Hypothesis: Is Archimedes one of the greatest minds of classical antiquity?

Archimedes, born 287 BC in Syracuse, Sicily, is widely regarded as a historic genius, but why is that? Archimedes did work in various fields of mathematics and science which truly excelled the ideas and minds of those around him, not only did Archimedes excel in the theoretical field of work but he was also renowned for his inventions and breakthroughs with mechanical devices. Archimedes has gone down as one of three greatest mathematicians of all time, alongside Isaac Newton (English 1643-1727) and Carl Friedrich Gauss (German 1777-1855).

Lever: Archimedes was fascinated on how levers worked. How could such a small force move such a large object? After many years of research Archimedes had discovered how a lever worked and the parts of the lever. The three parts: The fulcrum, the lever and the two weights. His final conclusion was “the ratio of the weight moved to the weight moving it is the inverse ratio of the distances from the centre”. This means that if you get a ratio of weight to distance, the amount needed to move the larger weight is the inverse of the smaller one. This discovery was vital to every mechanical device that ever has been or will be used.
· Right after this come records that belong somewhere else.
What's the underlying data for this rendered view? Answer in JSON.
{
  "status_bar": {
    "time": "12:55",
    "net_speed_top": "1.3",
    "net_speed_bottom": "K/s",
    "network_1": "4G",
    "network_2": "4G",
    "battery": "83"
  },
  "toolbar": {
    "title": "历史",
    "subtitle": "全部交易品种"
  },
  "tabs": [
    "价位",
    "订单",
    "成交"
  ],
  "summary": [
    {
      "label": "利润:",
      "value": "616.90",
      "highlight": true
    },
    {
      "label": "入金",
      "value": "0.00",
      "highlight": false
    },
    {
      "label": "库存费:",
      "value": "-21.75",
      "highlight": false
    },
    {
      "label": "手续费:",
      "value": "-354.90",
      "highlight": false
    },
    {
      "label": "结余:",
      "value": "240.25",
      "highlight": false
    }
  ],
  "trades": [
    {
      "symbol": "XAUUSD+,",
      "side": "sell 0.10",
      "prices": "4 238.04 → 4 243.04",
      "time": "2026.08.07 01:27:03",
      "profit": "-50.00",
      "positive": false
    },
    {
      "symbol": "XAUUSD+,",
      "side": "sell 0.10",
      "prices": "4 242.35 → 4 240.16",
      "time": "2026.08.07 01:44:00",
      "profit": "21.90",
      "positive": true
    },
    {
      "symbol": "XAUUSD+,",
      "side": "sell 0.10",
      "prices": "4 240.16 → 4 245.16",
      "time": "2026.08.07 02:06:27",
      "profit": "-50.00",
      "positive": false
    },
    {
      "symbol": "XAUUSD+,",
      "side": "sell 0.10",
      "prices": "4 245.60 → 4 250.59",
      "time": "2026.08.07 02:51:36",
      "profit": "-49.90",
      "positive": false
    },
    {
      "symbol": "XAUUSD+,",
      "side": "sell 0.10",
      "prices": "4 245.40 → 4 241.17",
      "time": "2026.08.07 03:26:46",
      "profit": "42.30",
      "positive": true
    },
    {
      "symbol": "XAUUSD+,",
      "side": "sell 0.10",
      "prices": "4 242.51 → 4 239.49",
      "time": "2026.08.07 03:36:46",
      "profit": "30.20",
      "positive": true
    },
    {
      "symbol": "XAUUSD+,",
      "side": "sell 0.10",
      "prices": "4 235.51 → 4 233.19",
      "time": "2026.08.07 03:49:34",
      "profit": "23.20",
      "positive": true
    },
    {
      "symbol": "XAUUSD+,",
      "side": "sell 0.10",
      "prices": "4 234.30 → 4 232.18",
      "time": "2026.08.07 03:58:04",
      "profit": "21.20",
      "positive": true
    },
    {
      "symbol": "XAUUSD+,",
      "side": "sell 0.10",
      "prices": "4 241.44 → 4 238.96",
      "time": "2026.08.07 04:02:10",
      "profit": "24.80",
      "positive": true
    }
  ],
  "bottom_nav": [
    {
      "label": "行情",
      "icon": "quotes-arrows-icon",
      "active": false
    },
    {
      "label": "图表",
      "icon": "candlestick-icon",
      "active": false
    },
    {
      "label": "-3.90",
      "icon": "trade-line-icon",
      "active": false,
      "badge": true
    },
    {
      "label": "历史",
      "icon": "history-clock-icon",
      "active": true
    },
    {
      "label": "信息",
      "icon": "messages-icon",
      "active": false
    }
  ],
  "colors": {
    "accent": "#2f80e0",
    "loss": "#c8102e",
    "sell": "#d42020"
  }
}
Archimedes Screw: The Archimedes screw is a hollow tube which contained a spiral that could be continuously turned. Irrigation in the ancient times was a laborious task involving buckets and heavy labour. With the invention of the Archimedes screw transporting water had become a faster and less intense job. This increase in efficiency provided healthier crops with higher yield. The Archimedes screw was said to be invented after a king had problems of ships taking in water and being too difficult to bail.
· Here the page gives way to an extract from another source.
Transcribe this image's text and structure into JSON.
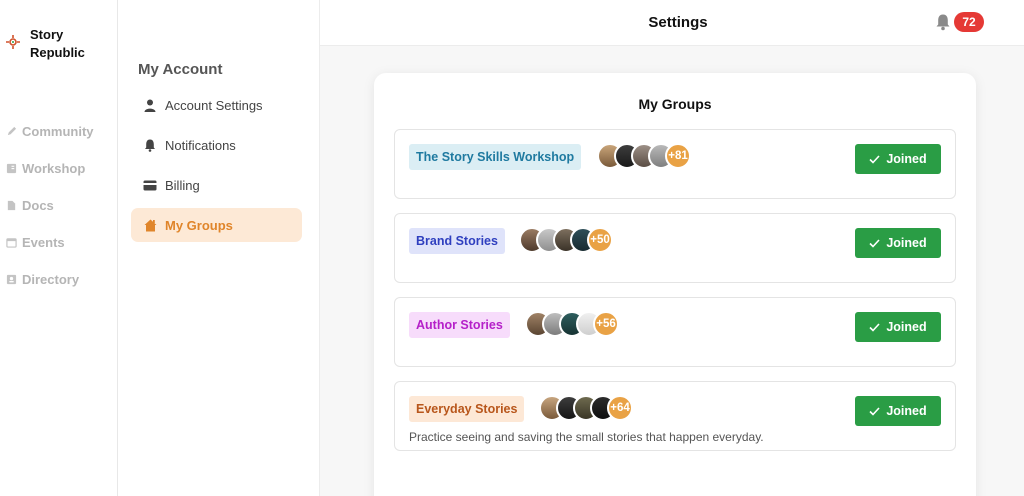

Archimedes Death Ray: A myth exists of Archimedes designing and built a ray that could repel. It is debated how he did this. The two methods believed to be most accurate include a large hexagonal frame with mirrors which were adjustable to make the focal point targeted at the ships. The other, less glamorous way, were hundreds of troops each being given a mirror and being told to aim at each of the Greek invading ships. The story, however, is greatly regarded as myth. This recount tells the story of the Death Ray “Afterwards, when the beams were reflected in the mirror, a fearful kindling of fire was raised in the ships, and at the distance of a bow-shot he turned them into ashes” by John Tzetzes (circa twelfth century AD) Book II, Lines 118-128.
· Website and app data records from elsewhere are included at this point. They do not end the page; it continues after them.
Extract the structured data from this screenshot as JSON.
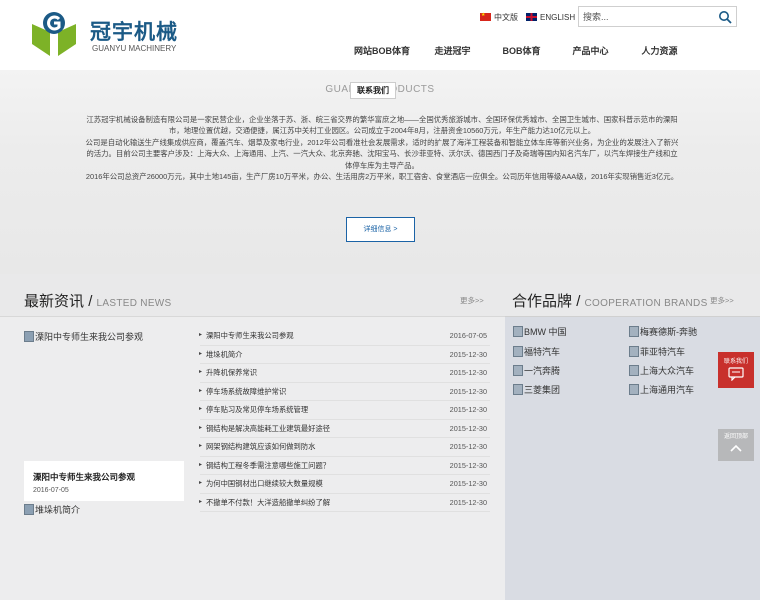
{
  "header": {
    "logo_cn": "冠宇机械",
    "logo_en": "GUANYU MACHINERY",
    "lang_cn": "中文版",
    "lang_en": "ENGLISH",
    "search_placeholder": "搜索..."
  },
  "nav": [
    "网站BOB体育",
    "走进冠宇",
    "BOB体育",
    "产品中心",
    "人力资源"
  ],
  "about": {
    "title": "GUANYU PRODUCTS",
    "tooltip": "联系我们",
    "paragraphs": [
      "江苏冠宇机械设备制造有限公司是一家民营企业，企业坐落于苏、浙、皖三省交界的繁华富庶之地——全国优秀旅游城市、全国环保优秀城市、全国卫生城市、国家科普示范市的溧阳市，地理位置优越，交通便捷，属江苏中关村工业园区。公司成立于2004年8月，注册资金10560万元，年生产能力达10亿元以上。",
      "公司是自动化输送生产线集成供应商，覆盖汽车、烟草及家电行业，2012年公司看准社会发展需求，适时的扩展了海洋工程装备和智能立体车库等新兴业务，为企业的发展注入了新兴的活力。目前公司主要客户涉及：上海大众、上海通用、上汽、一汽大众、北京奔驰、沈阳宝马、长沙菲亚特、沃尔沃、德国西门子及奇瑞等国内知名汽车厂，以汽车焊接生产线和立体停车库为主导产品。",
      "2016年公司总资产26000万元，其中土地145亩，生产厂房10万平米，办公、生活用房2万平米，职工宿舍、食堂酒店一应俱全。公司历年信用等级AAA级，2016年实现销售近3亿元。"
    ],
    "more_label": "详细信息 >"
  },
  "news": {
    "title_cn": "最新资讯",
    "sep": "/",
    "title_en": "LASTED NEWS",
    "more": "更多>>",
    "pic_alt": "溧阳中专师生来我公司参观",
    "card_title": "溧阳中专师生来我公司参观",
    "card_date": "2016-07-05",
    "pic2_alt": "堆垛机简介",
    "items": [
      {
        "title": "溧阳中专师生来我公司参观",
        "date": "2016-07-05"
      },
      {
        "title": "堆垛机简介",
        "date": "2015-12-30"
      },
      {
        "title": "升降机保养常识",
        "date": "2015-12-30"
      },
      {
        "title": "停车场系统故障维护常识",
        "date": "2015-12-30"
      },
      {
        "title": "停车贴习及常见停车场系统管理",
        "date": "2015-12-30"
      },
      {
        "title": "钢结构是解决高能耗工业建筑最好途径",
        "date": "2015-12-30"
      },
      {
        "title": "网架钢结构建筑应该如何做到防水",
        "date": "2015-12-30"
      },
      {
        "title": "钢结构工程冬季需注意哪些施工问题？",
        "date": "2015-12-30"
      },
      {
        "title": "为何中国钢材出口继续较大数量规模",
        "date": "2015-12-30"
      },
      {
        "title": "不撤单不付款！大洋造船撤单纠纷了解",
        "date": "2015-12-30"
      }
    ]
  },
  "brands": {
    "title_cn": "合作品牌",
    "sep": "/",
    "title_en": "COOPERATION BRANDS",
    "more": "更多>>",
    "items": [
      "BMW 中国",
      "梅赛德斯-奔驰",
      "福特汽车",
      "菲亚特汽车",
      "一汽奔腾",
      "上海大众汽车",
      "三菱集团",
      "上海通用汽车"
    ]
  },
  "float": {
    "contact": "联系我们",
    "top": "返回顶部"
  },
  "colors": {
    "brand_blue": "#1b5a86",
    "logo_green": "#7db227",
    "accent_red": "#c8302c",
    "link_blue": "#1b63a6"
  }
}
Archimedes Claw: Around the age of Archimedes Greece was being sieged by sea continuously. Luckily they had the father of mechanical maths on their side. Once again Archimedes aided his a claw. The hook was launched by mean of transferal of kinetic energy and was aimed behind the enemy country with another ingenious invention. The new invention was a mixture of a trebuchet and ships. As a group of men used a system of pullies to attach to hole to the hull of the ship which was made for oars. The pullies enabled a small group of men to capsize a large ship. This was another revolutionary thought that changed the military conclusion of the battle.

Work on Hydrostatics: Archimedes made his famous quote “Eureka” while working on hydrostatics, a field of science. Archimedes was faced by King Hierro II. He had a suspicion that his crown was not only gold, but also a mixture of silver, which was not acceptable. The king gave Archimedes the task of solving this problem. How could he do such a thing? One day while bathing, Archimedes sunk into his tub and noticed that the water level was raised when he submerged himself. Further study lead to the discovery of the Archimedes principle. This principle stated that the amount of water displaced (in mL) is equal to the amount of weight lost (in grams). Archimedes found the volume of the crown and weight in grams. By dividing the weight of